§ WORK ITEM: Give the number of lines in these entries that contain "type", and nothing more.

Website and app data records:

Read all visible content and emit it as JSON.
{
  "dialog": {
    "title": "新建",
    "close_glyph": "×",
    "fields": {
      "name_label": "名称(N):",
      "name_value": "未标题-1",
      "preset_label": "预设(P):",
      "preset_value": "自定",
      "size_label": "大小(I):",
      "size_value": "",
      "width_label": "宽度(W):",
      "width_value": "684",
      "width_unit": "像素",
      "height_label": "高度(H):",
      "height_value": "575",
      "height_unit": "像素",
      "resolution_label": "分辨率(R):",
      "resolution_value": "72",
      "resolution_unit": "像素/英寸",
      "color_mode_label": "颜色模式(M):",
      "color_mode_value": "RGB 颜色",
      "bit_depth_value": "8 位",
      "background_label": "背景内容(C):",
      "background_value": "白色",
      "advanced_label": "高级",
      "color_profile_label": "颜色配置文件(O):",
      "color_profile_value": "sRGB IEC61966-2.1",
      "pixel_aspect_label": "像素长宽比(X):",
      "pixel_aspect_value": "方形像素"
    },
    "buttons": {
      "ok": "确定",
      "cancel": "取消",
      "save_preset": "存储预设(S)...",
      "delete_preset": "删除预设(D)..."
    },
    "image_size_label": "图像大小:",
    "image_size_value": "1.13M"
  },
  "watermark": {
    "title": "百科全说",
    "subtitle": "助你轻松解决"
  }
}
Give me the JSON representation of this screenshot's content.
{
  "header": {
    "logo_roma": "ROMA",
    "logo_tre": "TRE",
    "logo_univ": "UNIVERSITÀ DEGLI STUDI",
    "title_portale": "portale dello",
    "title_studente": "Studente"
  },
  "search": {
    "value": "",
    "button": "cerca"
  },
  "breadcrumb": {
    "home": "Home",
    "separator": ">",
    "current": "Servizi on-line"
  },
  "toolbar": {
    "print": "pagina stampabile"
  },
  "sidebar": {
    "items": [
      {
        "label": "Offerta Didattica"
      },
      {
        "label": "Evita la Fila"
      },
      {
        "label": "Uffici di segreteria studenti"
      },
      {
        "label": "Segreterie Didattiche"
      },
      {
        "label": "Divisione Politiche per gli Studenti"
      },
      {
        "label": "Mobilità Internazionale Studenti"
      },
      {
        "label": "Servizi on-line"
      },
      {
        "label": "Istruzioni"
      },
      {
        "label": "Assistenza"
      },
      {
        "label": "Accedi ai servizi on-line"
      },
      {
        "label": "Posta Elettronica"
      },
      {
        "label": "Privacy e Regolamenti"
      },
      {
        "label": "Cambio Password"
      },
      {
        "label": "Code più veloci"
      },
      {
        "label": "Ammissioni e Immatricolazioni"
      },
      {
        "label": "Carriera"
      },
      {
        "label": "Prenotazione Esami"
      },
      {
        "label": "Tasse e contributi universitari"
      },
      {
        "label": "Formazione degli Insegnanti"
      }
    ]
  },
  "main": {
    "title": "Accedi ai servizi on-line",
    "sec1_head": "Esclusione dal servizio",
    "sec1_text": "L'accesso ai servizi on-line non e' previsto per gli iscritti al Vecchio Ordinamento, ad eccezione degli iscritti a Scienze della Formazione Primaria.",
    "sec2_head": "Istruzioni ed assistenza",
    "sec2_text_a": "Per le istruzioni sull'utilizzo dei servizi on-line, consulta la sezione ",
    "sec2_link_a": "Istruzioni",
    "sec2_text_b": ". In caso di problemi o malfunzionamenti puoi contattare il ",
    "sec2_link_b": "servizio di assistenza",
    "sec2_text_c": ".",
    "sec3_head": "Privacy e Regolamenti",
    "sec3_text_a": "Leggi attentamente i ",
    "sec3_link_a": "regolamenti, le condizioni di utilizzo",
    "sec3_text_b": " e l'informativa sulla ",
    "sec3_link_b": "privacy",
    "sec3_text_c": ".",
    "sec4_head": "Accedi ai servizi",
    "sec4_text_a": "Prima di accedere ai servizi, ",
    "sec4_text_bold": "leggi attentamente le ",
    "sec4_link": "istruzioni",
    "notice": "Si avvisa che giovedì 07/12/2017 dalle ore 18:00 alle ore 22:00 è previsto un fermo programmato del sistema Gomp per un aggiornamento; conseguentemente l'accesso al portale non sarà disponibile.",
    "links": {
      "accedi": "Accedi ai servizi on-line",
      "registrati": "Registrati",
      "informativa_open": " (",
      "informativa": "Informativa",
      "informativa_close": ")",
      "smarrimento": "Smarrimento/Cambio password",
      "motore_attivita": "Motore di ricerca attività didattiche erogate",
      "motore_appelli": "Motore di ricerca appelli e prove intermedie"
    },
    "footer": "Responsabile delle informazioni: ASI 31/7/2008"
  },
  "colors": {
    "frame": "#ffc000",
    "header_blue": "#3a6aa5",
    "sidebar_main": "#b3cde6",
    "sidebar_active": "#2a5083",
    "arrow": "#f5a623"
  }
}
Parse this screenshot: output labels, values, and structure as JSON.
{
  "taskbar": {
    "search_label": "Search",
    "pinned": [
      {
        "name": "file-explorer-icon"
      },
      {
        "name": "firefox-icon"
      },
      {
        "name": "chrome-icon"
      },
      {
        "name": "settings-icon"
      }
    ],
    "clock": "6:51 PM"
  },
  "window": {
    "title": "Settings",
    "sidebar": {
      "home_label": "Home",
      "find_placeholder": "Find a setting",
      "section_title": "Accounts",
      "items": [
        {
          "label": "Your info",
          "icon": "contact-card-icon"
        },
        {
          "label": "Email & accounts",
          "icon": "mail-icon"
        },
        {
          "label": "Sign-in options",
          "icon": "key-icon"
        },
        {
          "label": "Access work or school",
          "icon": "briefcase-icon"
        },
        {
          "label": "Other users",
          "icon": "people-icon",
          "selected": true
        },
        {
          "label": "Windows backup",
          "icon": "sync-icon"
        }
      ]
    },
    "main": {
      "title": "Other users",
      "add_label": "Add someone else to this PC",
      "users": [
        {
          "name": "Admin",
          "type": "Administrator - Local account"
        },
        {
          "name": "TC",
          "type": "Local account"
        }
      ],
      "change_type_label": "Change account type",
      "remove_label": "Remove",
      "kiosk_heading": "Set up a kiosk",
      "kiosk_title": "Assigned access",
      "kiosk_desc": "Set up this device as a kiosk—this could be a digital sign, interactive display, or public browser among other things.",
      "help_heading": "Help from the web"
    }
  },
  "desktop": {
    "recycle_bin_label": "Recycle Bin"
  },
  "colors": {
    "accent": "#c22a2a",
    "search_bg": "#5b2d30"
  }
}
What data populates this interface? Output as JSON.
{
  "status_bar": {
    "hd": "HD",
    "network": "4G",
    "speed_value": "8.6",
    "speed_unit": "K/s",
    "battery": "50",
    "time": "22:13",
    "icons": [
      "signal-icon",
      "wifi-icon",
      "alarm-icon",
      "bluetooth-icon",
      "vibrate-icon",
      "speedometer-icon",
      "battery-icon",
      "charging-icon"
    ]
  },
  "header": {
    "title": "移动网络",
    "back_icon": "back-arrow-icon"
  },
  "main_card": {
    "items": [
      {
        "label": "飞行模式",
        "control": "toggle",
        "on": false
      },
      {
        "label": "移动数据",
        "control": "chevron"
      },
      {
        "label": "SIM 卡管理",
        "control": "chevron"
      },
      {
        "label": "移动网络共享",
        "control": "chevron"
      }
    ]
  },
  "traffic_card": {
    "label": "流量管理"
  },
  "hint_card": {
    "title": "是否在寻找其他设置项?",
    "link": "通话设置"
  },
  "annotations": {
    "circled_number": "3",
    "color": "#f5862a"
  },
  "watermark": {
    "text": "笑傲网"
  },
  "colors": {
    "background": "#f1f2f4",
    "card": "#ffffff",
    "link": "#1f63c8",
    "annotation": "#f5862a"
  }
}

§ RESPONSE: 3